Saved data entries:
━━━━━━━━━━━━━━━━

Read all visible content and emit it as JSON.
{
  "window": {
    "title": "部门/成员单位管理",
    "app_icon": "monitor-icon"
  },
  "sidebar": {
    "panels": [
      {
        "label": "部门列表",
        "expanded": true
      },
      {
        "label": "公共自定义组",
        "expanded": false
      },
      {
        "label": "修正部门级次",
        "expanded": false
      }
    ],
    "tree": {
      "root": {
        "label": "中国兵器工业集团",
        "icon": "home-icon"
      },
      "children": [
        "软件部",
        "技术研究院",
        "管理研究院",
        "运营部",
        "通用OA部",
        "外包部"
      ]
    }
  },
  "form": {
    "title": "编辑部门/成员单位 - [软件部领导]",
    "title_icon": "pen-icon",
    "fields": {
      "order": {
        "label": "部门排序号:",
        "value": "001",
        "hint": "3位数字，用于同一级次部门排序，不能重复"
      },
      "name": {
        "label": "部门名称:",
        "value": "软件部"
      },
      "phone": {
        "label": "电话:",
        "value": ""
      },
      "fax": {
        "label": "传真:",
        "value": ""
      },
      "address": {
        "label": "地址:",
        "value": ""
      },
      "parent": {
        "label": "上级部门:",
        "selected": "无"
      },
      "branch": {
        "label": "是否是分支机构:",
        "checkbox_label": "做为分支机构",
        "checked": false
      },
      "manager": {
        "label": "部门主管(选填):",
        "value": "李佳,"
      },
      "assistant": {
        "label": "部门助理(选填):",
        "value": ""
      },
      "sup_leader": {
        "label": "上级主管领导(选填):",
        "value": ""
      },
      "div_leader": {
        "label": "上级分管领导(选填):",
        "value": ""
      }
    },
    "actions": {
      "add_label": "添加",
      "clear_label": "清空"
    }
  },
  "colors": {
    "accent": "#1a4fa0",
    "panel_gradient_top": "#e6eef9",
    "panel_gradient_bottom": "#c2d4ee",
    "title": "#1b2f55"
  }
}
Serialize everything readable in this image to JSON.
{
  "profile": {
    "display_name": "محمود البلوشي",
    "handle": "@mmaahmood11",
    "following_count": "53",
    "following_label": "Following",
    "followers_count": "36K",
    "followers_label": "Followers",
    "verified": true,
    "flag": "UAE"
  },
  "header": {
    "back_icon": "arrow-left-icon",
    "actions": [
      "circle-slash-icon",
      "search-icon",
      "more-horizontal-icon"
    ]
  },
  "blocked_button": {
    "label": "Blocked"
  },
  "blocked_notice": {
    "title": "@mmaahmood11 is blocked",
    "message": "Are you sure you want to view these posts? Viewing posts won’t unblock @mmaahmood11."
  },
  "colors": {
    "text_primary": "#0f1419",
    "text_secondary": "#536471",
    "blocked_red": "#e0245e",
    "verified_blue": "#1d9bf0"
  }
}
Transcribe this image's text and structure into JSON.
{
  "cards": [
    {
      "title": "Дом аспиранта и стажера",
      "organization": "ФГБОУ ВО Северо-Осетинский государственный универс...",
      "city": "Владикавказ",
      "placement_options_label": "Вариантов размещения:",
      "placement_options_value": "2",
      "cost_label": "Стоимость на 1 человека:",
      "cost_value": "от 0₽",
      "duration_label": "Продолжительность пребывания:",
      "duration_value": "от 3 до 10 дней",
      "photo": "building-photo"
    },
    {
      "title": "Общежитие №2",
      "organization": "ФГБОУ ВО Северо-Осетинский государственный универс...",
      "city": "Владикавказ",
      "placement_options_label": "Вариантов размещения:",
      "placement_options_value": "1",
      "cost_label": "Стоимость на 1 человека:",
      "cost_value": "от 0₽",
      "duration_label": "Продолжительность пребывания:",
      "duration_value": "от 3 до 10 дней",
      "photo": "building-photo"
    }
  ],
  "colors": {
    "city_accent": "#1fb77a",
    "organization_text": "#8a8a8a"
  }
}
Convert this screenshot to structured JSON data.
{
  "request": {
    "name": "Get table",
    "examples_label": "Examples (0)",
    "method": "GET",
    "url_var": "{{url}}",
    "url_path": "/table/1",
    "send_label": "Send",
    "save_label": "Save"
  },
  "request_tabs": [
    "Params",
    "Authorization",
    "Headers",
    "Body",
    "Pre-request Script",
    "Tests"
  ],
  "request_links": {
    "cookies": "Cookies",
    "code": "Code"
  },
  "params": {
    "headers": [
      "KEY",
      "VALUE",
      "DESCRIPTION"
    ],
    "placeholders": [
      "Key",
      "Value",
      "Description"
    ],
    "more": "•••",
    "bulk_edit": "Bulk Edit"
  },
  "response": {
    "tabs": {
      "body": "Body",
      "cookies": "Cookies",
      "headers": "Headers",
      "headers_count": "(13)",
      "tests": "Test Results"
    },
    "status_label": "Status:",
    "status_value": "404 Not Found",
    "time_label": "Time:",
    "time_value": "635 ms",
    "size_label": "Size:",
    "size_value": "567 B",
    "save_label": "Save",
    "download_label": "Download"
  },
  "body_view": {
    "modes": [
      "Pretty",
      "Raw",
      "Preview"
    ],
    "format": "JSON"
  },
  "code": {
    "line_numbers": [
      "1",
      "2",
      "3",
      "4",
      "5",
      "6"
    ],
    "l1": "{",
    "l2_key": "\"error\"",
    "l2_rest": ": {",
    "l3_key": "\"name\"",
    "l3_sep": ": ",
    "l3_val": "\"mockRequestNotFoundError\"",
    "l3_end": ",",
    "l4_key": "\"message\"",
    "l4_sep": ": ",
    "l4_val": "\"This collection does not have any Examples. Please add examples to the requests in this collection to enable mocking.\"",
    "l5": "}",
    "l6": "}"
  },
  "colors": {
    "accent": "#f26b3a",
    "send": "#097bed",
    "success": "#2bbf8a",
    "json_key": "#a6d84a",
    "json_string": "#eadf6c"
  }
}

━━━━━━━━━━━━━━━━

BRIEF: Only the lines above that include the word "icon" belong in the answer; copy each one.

EXERCISE SOLUTION:
    "app_icon": "monitor-icon"
        "icon": "home-icon"
    "title_icon": "pen-icon",
    "back_icon": "arrow-left-icon",
      "circle-slash-icon",
      "search-icon",
      "more-horizontal-icon"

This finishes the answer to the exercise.